    Alan, This is kind of unrelated, but what are your thoughts on Sunday School? You’ve probably posted something about it I’m sure, but maybe you could do a new post with your most recent thoughts.

  2. 4-16-2007

    Matthew,

    As far as I know, I have not talked specifically about Sunday school in this blog. I’ll give it some thought and perhaps post on it later. I would probably recognize Sunday school as another program – not evil or bad itself, but likely to distract from its own goal.

    For example, in preaching class, I once used Sunday school as an example of how God’s command could become a tradition of men. Most people in the class missed my point and assumed that I meant that Sunday school was bad. However, I think there is a difference between encouraging people to study Scripture and to fellowship with one another and encouraging people to “attend Sunday school”. When I attempt to point out those distinctions, the distinctions themselves are lost to seem people behind the fact that I am suggesting that Sunday school can be a distraction.

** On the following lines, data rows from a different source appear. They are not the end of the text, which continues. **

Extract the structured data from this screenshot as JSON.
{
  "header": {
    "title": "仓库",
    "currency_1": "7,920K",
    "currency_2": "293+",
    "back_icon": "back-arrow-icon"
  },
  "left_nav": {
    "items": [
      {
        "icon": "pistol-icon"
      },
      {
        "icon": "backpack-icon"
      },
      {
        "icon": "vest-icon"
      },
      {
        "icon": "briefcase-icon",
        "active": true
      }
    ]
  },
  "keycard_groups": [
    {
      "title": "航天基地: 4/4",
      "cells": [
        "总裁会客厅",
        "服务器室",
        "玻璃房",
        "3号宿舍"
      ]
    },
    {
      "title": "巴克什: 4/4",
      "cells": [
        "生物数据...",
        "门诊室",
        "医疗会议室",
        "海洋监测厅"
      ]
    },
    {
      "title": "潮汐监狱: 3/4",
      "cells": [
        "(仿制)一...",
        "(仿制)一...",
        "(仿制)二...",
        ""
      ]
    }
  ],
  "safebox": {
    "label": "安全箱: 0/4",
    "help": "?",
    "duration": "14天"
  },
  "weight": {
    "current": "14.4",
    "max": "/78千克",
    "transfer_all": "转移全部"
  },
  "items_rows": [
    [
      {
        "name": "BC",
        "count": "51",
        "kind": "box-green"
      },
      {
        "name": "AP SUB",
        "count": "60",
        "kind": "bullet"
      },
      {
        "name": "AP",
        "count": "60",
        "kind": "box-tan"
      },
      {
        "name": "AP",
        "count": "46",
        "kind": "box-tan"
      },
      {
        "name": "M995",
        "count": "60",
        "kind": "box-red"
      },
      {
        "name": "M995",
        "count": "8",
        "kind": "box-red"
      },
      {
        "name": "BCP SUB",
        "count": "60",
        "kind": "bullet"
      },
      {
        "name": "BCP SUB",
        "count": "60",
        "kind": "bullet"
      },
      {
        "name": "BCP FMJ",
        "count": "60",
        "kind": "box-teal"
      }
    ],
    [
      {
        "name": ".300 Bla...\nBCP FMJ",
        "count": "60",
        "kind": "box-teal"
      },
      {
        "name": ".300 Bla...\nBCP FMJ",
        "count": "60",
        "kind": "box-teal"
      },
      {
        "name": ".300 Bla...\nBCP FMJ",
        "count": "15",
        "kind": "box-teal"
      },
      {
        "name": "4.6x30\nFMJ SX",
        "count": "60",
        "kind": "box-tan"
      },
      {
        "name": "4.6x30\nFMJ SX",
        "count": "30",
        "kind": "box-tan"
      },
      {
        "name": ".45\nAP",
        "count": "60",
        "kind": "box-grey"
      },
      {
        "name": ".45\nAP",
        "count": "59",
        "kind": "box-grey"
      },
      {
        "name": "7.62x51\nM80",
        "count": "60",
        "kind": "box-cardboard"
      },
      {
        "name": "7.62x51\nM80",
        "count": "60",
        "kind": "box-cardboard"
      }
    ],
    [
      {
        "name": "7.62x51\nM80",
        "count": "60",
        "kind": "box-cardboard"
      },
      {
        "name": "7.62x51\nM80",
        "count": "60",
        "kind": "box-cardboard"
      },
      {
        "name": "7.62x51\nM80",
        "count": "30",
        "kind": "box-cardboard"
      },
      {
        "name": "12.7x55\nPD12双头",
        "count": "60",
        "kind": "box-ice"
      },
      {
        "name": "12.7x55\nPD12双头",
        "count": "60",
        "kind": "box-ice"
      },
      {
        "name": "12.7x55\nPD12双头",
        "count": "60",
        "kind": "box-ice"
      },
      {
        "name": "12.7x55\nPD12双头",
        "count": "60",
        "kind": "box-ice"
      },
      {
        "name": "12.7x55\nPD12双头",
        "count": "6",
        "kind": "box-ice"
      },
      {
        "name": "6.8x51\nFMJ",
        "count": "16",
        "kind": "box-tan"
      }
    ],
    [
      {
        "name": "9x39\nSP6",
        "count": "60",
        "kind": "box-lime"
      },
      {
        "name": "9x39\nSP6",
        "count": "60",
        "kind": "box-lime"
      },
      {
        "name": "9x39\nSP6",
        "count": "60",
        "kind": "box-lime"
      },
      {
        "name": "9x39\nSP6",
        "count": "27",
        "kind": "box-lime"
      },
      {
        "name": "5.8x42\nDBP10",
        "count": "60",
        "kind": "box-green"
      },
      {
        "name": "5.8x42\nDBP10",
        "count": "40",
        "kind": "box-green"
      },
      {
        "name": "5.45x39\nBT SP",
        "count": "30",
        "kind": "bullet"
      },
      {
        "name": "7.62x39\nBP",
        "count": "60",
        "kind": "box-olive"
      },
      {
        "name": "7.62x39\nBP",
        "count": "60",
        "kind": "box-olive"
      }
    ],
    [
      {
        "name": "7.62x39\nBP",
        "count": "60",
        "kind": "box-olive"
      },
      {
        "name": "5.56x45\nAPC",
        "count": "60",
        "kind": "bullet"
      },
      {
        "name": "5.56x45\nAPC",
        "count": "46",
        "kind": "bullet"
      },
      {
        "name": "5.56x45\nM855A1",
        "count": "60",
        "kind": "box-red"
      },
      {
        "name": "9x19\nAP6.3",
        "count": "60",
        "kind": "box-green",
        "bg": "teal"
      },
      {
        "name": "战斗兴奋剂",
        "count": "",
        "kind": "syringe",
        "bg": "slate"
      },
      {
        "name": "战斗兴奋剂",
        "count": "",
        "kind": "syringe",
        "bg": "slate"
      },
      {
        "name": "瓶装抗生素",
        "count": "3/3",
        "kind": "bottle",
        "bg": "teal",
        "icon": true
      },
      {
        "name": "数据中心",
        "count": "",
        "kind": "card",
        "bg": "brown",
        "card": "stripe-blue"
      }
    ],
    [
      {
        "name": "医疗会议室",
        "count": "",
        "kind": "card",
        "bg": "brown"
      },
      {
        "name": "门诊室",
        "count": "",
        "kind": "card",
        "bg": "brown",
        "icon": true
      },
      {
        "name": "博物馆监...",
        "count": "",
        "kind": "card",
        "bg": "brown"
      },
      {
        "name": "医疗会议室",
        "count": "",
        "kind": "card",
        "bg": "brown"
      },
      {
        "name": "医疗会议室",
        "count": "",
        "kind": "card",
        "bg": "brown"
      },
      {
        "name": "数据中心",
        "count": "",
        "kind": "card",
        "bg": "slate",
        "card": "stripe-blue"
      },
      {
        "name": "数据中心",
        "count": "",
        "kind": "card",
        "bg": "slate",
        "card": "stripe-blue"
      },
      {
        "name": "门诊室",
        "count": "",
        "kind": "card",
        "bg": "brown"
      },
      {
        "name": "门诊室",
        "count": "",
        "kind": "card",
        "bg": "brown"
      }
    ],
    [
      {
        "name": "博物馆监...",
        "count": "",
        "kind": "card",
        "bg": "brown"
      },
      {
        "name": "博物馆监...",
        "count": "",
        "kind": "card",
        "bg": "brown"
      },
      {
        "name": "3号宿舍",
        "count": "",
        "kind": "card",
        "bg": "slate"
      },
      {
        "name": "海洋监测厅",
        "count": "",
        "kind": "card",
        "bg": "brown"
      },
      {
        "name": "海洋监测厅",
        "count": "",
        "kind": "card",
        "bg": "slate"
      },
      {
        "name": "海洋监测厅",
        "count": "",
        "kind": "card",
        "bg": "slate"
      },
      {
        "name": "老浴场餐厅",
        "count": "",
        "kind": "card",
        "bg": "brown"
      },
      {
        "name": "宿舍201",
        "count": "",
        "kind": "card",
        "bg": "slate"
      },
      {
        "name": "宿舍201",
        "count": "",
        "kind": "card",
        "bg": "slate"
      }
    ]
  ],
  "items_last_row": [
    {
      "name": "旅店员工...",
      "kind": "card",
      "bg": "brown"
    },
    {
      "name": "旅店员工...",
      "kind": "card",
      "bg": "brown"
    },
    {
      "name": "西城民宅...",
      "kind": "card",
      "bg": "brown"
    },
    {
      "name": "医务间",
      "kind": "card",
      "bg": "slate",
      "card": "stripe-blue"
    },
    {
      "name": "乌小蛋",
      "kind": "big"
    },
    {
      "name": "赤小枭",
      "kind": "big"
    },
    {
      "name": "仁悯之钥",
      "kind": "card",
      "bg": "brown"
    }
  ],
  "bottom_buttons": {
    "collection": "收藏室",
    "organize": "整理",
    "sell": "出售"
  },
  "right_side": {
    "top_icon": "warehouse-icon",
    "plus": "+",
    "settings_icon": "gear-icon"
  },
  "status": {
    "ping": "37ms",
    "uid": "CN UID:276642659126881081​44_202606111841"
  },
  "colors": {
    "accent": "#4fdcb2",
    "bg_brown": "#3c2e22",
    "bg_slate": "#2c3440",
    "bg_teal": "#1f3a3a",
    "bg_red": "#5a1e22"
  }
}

    I certainly hope that all makes sense.

    -Alan

  3. 4-16-2007

    I think what you are saying is that the tradition is so ingrained that it is difficult to get people to consider the distinctions.

  4. 4-16-2007

    Alan,

    Thank you for your comments. If I had listened to just a little of the advise of an elderly elder I would have saved myself many wounds, some self inflicted. The self inflicted ones, even though healed, still sting.

    Aussie John

  5. 4-16-2007

    Matthew,

    Yes, that is what I was trying to say. Thank you.

    Aussie John,

    Keep talking… I’m listening.

    -Alan